- **What you should do**
Here are some records; quote them exactly, leaving out the pictures.

(Stored data)
⟨

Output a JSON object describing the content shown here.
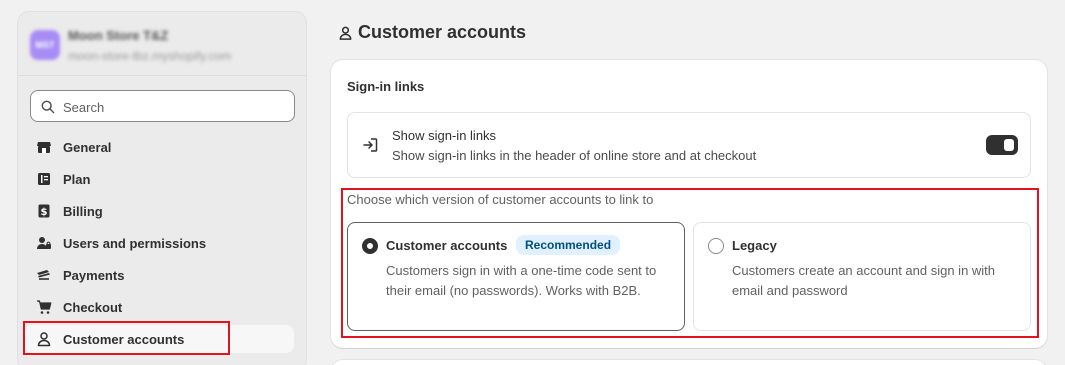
{
  "store": {
    "avatar": "MST",
    "name": "Moon Store T&Z",
    "url": "moon-store-tbz.myshopify.com"
  },
  "search": {
    "placeholder": "Search"
  },
  "nav": [
    {
      "label": "General",
      "icon": "store-icon"
    },
    {
      "label": "Plan",
      "icon": "plan-icon"
    },
    {
      "label": "Billing",
      "icon": "billing-icon"
    },
    {
      "label": "Users and permissions",
      "icon": "users-icon"
    },
    {
      "label": "Payments",
      "icon": "payments-icon"
    },
    {
      "label": "Checkout",
      "icon": "cart-icon"
    },
    {
      "label": "Customer accounts",
      "icon": "person-icon",
      "active": true
    }
  ],
  "page": {
    "title": "Customer accounts"
  },
  "card": {
    "title": "Sign-in links",
    "signin": {
      "title": "Show sign-in links",
      "description": "Show sign-in links in the header of online store and at checkout",
      "enabled": true
    },
    "choose_label": "Choose which version of customer accounts to link to",
    "options": [
      {
        "title": "Customer accounts",
        "badge": "Recommended",
        "description": "Customers sign in with a one-time code sent to their email (no passwords). Works with B2B.",
        "selected": true
      },
      {
        "title": "Legacy",
        "description": "Customers create an account and sign in with email and password",
        "selected": false
      }
    ]
  },
  "colors": {
    "highlight": "#e0141e",
    "badge_bg": "#e0f0ff",
    "badge_text": "#00527c",
    "toggle_on": "#303030"
  }
}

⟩

- **Exercise result**
Output a JSON object describing the content shown here.
{
  "store": {
    "avatar": "MST",
    "name": "Moon Store T&Z",
    "url": "moon-store-tbz.myshopify.com"
  },
  "search": {
    "placeholder": "Search"
  },
  "nav": [
    {
      "label": "General",
      "icon": "store-icon"
    },
    {
      "label": "Plan",
      "icon": "plan-icon"
    },
    {
      "label": "Billing",
      "icon": "billing-icon"
    },
    {
      "label": "Users and permissions",
      "icon": "users-icon"
    },
    {
      "label": "Payments",
      "icon": "payments-icon"
    },
    {
      "label": "Checkout",
      "icon": "cart-icon"
    },
    {
      "label": "Customer accounts",
      "icon": "person-icon",
      "active": true
    }
  ],
  "page": {
    "title": "Customer accounts"
  },
  "card": {
    "title": "Sign-in links",
    "signin": {
      "title": "Show sign-in links",
      "description": "Show sign-in links in the header of online store and at checkout",
      "enabled": true
    },
    "choose_label": "Choose which version of customer accounts to link to",
    "options": [
      {
        "title": "Customer accounts",
        "badge": "Recommended",
        "description": "Customers sign in with a one-time code sent to their email (no passwords). Works with B2B.",
        "selected": true
      },
      {
        "title": "Legacy",
        "description": "Customers create an account and sign in with email and password",
        "selected": false
      }
    ]
  },
  "colors": {
    "highlight": "#e0141e",
    "badge_bg": "#e0f0ff",
    "badge_text": "#00527c",
    "toggle_on": "#303030"
  }
}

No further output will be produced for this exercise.